How IUFRO’s Special Programme for Development of Capacities (SPDC) contributes to enhancing forest science communication within the framework of a Climate Change Adaptation Program in Bhutan.

Photo by András Darabant, BOKU, Austria

Photo by András Darabant, BOKU, Austria

Would you like to see your forest be wrapped up in plastic?  Well, this is what Bhutanese society will witness due to a research project that aims at simulating drought, which may affect the region’s forests in the future as a result of climate change.  In order to inflict drought stress on mature trees, entire research plots of considerable size have been covered with plastic roofs in about 2 m height above ground level, preventing rain water from reaching the soil and roots of trees.  But would local people show understanding for such a measure and approve of it easily?

This is where forest science communication comes in.  Transforming scientific knowledge and research results into useful information and guidance for policy-making has never been easy, neither at global nor at national and local levels.  Recognising the need for enhancing science-society interactions, the Royal Government of Bhutan has agreed to include science communication and science/policy interfacing work in its newly established Climate Change Adaptation program.

Climate change in the Himalayan forests has been a focal area for the development and adoption of strategies in the Bhutan Government for some time.  These strategies aim to increase the resilience of the Himalayan forests to climate change impacts such as species range shifts, changes in ecosystem services, catastrophic regime shifts and other altered disturbance regimes.  Very steep, erodible terrain and low economic resilience contribute to the threats and future consequences of climate change that Bhutan’s forests and people will be faced with.  Thus, building human capacities and knowledge base is much needed, as this will ensure the sustainability of efforts and inputs.

The Government of Bhutan, through its Renewable Natural Resources Research and Development Center Yusipang, Ministry of Agriculture and Forests, and the Austrian Ministry of Agriculture, Forestry and Environment, and Water Management, through the Vienna-based University of Natural Resources and Life Sciences, have been collaborating in forest research over the past 15 years.  This successful cooperation has been extended through a comprehensive Climate Change Adaptation program called “Climate change adaptation potentials of forests in Bhutan – Building human capacities and knowledge base (BC-CAP)”.

The Special Programme for Development of Capacities (SPDC) of IUFRO contributes to this program by training Bhutanese forest scientists, Government officials and other relevant stakeholders in the effective dissemination and uptake of scientific knowledge in the field of climate sensitive forestry and land use.

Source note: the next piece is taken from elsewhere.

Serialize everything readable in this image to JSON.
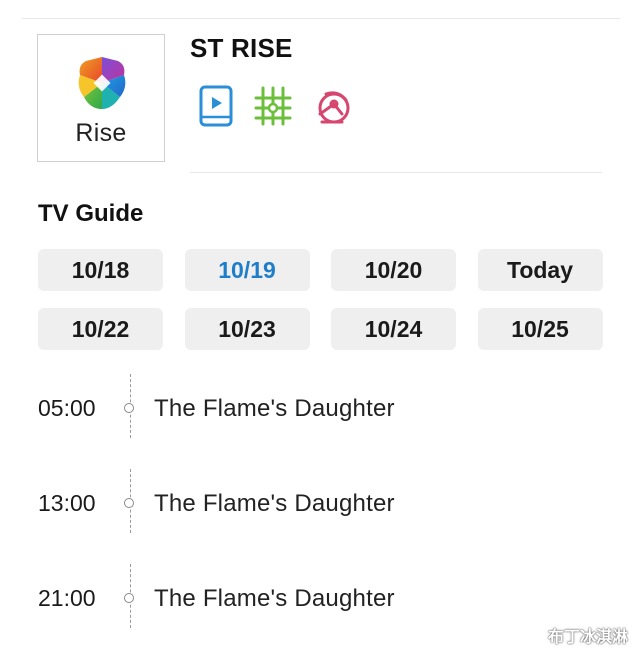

The support of IUFRO-SPDC includes two training workshops on science-policy interfacing and science communication.

A first workshop entitled “Working effectively at the interface of forest science and forest policy” was successfully held in Thimpu, Bhutan on October 22-24, 2013.  Forestry officers from the Bhutanese Ministry of Agriculture and Forests, forest department, forest development corporation and NGOs attended the workshop with the objective of gaining knowledge and skills in science-policy interfacing through hands-on exercises, lectures on concepts and methods and presentation of best practices.  The training workshop aimed to improve the understanding of key stakeholders in policy and decision-making and highlighted the important role of scientists in contributing information to these processes.

By applying the knowledge of how to work and effectively communicate at the science-policy interface, the Bhutanese society will be better informed about on-going climate change research and, thus, show greater understanding for the measures taken in the course of the project, including the plastic roofs established in their forests.

For further information on the IUFRO –SPDC training course, please visit: